Although the draft law proposal allows casino operators to enter into agreements with third parties concerning the management of “all or some of the concessionaire’s casinos,” it bans the possibility of gaming-revenue-sharing. This fact alone will sound the death knell of the “satellite casinos,” at least as they currently operate. As a consequence, it will increase the already high unemployment rate with the employees hired by the “collaborative entities.” (Despite the Secretary for Economy and Finance mentioning that all are employees of the concessionaire/sub-concessionaires, in a December 2016 response to a legislator’s written interpellation, the former Gaming Inspection and Coordination Bureau (DICJ) Director says otherwise, acknowledging “there is no legal provision, in effect, that requires that the hiring of all casino employees be done solely by the respective concessionaire/sub-concessionaire”.) Let’s see if – and how – legal engineering will manage to overcome the legal command, thus creating an implementation failure of the Gaming Law, with enforcement mechanisms failing to accomplish the policy goals due to ineffective oversight.

The announced death of the “satellite casinos” will at least put an end to new embarrassments to the government, as was the case with the last one to open. Ending a moratorium imposed by the government in 2008, the opening of Casino Royal Dragon in September 2017 was surrounded by controversy due to statements made by the then DICJ director, who realized no request for opening that casino had been received, and the day before the opening said that there still was no authorization despite the inauguration being scheduled for noon the following day. 
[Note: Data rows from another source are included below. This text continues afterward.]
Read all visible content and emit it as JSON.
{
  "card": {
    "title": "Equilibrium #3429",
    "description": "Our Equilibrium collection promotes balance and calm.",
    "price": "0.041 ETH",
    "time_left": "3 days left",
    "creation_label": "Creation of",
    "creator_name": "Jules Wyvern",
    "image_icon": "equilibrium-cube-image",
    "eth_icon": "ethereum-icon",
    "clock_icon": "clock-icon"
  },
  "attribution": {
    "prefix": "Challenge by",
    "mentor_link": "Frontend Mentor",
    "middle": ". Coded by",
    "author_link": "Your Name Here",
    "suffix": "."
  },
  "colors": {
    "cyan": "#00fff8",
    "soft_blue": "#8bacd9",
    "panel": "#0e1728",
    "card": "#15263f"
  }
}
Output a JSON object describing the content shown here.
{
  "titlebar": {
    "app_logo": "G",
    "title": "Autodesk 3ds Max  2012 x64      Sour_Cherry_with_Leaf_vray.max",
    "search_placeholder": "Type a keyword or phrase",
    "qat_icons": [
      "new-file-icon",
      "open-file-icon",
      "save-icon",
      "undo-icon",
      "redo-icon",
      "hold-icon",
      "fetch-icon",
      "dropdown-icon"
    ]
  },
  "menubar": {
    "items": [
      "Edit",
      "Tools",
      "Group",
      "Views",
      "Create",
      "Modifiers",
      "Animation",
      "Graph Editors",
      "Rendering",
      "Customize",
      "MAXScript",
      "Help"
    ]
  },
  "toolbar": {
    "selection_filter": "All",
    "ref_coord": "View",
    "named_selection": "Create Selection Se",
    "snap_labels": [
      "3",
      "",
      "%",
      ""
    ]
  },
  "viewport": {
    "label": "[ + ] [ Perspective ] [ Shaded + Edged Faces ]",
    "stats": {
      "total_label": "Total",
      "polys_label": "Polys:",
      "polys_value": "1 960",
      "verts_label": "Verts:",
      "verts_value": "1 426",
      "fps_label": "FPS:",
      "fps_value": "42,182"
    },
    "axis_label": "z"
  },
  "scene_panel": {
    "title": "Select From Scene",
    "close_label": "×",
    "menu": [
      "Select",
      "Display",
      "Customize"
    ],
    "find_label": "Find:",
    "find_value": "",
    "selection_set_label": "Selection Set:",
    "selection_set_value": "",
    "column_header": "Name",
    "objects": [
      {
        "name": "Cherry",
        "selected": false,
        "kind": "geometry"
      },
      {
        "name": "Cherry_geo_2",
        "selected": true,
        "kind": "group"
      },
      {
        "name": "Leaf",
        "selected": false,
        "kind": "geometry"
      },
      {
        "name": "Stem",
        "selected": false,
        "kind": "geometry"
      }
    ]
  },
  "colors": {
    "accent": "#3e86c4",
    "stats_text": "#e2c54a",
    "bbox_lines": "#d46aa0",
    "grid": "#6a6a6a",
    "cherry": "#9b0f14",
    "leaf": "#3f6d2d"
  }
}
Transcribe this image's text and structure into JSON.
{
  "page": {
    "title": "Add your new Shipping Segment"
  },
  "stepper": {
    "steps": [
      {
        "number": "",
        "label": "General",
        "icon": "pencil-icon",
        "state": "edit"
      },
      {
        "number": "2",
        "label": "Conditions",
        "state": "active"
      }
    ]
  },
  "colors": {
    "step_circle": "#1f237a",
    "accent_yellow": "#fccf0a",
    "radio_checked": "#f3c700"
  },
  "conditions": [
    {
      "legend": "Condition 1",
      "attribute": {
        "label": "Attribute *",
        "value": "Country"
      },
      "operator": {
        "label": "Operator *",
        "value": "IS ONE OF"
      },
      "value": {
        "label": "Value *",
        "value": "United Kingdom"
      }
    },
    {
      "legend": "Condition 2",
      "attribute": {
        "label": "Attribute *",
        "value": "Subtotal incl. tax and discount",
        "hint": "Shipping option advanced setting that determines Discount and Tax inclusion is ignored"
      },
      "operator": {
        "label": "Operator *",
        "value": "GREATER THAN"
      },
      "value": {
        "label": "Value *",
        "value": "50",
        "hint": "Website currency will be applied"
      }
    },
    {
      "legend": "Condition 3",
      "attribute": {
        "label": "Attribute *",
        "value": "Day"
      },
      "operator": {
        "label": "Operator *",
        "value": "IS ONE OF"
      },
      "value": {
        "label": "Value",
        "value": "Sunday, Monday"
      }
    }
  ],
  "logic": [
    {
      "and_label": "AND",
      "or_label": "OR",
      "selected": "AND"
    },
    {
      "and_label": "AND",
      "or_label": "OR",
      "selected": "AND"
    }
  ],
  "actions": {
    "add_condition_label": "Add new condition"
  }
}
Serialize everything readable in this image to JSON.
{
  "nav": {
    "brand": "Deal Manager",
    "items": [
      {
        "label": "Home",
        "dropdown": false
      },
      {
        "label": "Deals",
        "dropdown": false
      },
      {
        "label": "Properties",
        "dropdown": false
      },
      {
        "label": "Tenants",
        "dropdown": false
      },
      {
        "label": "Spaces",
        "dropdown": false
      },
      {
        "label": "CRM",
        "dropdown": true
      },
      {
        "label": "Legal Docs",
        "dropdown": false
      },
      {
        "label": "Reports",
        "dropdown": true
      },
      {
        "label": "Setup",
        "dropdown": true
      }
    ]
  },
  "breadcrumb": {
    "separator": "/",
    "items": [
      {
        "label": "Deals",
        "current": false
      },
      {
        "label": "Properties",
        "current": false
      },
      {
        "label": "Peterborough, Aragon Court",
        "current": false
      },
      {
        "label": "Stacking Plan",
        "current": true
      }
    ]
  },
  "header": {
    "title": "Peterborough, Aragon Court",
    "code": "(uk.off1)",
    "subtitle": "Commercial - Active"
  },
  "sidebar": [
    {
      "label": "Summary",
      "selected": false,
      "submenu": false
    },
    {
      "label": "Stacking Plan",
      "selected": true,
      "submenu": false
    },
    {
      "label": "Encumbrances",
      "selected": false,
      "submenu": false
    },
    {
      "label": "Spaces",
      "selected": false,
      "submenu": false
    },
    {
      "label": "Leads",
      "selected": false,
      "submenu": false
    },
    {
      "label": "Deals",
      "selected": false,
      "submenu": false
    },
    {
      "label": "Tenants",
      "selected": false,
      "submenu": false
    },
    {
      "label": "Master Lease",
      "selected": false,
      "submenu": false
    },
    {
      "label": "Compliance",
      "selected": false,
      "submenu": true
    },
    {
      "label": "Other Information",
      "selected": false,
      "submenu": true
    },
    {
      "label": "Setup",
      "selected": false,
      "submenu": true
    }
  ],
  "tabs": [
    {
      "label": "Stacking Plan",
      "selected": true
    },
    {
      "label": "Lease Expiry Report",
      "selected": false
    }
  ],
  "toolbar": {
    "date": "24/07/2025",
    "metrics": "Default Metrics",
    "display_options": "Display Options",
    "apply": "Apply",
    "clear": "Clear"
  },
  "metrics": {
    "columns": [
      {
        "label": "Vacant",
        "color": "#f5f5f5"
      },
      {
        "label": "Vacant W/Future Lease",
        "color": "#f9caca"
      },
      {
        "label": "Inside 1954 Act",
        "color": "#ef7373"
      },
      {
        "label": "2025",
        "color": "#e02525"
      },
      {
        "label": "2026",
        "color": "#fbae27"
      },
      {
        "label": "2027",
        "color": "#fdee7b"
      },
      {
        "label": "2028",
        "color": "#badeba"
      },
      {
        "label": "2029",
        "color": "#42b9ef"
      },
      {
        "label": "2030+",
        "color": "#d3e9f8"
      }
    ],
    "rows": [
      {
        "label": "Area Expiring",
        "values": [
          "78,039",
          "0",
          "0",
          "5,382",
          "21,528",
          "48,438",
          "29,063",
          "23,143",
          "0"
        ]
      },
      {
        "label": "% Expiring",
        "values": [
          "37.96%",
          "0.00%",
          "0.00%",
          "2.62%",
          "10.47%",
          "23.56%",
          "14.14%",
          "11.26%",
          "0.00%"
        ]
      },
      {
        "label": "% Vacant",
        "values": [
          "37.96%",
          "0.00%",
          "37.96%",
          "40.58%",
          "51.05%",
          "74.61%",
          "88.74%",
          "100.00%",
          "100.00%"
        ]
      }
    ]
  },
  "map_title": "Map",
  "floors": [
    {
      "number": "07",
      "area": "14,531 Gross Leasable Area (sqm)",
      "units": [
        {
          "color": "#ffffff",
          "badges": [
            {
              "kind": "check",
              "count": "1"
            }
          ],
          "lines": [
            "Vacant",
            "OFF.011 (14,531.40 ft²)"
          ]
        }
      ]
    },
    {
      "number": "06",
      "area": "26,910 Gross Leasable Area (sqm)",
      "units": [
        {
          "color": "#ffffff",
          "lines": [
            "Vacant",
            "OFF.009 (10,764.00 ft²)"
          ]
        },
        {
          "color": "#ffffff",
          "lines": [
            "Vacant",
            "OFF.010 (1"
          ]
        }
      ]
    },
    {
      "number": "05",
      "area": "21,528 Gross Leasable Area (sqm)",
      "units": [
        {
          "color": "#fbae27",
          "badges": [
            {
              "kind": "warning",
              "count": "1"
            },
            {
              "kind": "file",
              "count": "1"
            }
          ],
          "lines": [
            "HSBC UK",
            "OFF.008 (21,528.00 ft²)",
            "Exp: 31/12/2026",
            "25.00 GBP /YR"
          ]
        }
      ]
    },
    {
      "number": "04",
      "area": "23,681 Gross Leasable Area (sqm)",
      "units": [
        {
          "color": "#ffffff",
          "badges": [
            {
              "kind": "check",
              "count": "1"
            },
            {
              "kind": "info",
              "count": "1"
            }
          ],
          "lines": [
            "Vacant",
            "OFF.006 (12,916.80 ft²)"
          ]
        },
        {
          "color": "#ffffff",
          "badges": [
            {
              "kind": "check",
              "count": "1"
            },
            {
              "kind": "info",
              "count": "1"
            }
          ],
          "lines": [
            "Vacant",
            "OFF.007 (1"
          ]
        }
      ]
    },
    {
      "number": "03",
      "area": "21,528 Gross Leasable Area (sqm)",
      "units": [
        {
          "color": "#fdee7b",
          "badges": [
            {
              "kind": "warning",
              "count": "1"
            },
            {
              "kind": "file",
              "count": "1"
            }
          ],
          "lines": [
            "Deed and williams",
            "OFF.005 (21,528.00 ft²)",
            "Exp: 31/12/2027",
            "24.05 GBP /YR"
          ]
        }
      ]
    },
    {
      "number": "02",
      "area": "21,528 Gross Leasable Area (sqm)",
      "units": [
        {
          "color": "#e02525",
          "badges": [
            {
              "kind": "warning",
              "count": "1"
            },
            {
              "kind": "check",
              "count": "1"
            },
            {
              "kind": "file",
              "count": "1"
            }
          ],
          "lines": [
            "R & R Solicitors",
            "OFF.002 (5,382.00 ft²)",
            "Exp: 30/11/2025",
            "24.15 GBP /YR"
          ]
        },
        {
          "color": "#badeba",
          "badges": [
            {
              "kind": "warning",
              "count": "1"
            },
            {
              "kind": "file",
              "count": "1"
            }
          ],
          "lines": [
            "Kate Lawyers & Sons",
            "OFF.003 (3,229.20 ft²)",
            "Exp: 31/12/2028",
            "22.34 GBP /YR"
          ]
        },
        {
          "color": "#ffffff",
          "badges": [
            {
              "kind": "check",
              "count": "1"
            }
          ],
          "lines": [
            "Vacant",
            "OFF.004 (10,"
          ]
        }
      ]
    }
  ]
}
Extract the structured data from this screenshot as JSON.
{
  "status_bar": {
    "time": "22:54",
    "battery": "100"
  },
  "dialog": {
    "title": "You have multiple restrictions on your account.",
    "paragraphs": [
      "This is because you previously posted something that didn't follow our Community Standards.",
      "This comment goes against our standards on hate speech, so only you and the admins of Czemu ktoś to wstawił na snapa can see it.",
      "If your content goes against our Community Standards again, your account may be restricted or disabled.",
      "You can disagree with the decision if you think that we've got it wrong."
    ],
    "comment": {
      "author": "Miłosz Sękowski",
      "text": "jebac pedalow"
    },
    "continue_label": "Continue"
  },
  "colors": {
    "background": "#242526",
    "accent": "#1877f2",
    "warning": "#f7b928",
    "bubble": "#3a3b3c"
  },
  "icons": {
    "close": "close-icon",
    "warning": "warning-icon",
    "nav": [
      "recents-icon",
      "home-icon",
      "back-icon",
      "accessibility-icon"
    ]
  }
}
Secondly, it affects the “self-promoted casinos”, i.e., the casinos operated directly by a casino operator but located on properties owned by third parties (within their group of companies in the vast majority of the cases). Allied to the casino reversion mechanism and the intention to create a “special premium” in case the artificially set minimum gaming gross revenue to be generated by the gaming tables and machines is not met (which most probably will result in a considerable shrinkage of the number of the gaming tables and machines in operation), it will be exciting to see the casino operators concluding that no commercial sense exists in buying the property where the casino is located to then revert to the Macau SAR after a couple of years.

Lastly, the measure also clashes with the (current 5) gaming machine halls located outside casinos, i.e., the “satellite gaming machine halls” in the wording of the 2016 Mid-term Review Report. I wonder if we will ever see STDM selling to Melco the Macau Tower’s unit where the Mocha Macau Tower operates. As no changes to the principle of the location of gaming machines inside casinos are envisaged, the rules set by the Gaming Machines Regulation to allow these halls to open outside casinos continue to be irreconcilable with the Gaming Law, and thus illegal. Moreover, it may finally allow the government to enforce the long overdue “main government action in the area of Economy and Finance” announced in the Policy Address for 2015, “to prevent problem gambling and the problem of the spread of gaming to residential zones, proactively removing gaming machine halls from residential zones.”

Macau’s first Chief Executive once said that “gambling is a significant factor in the context of Macau’s economic development.” Despite the merit that some measures have or may have, the current government, certainly continuing to “strengthen governance based on scientific principles” (whatever these are…), proposes several amendments to the Gaming Law that will strangle Macau’s golden goose, the one that represents almost 80 per cent (2019) of the Macau SAR revenues. 

Is this the correct path for a city that claims to be international but where no Fortune 500 company has headquarters or offices, or that doesn’t appear in the (global) Startup Ranking, where the six poorest countries in the world are ranked with 47 startups together?

As a friend put it, unfortunately, Macau has a business that it seems not to like! Popcorn time!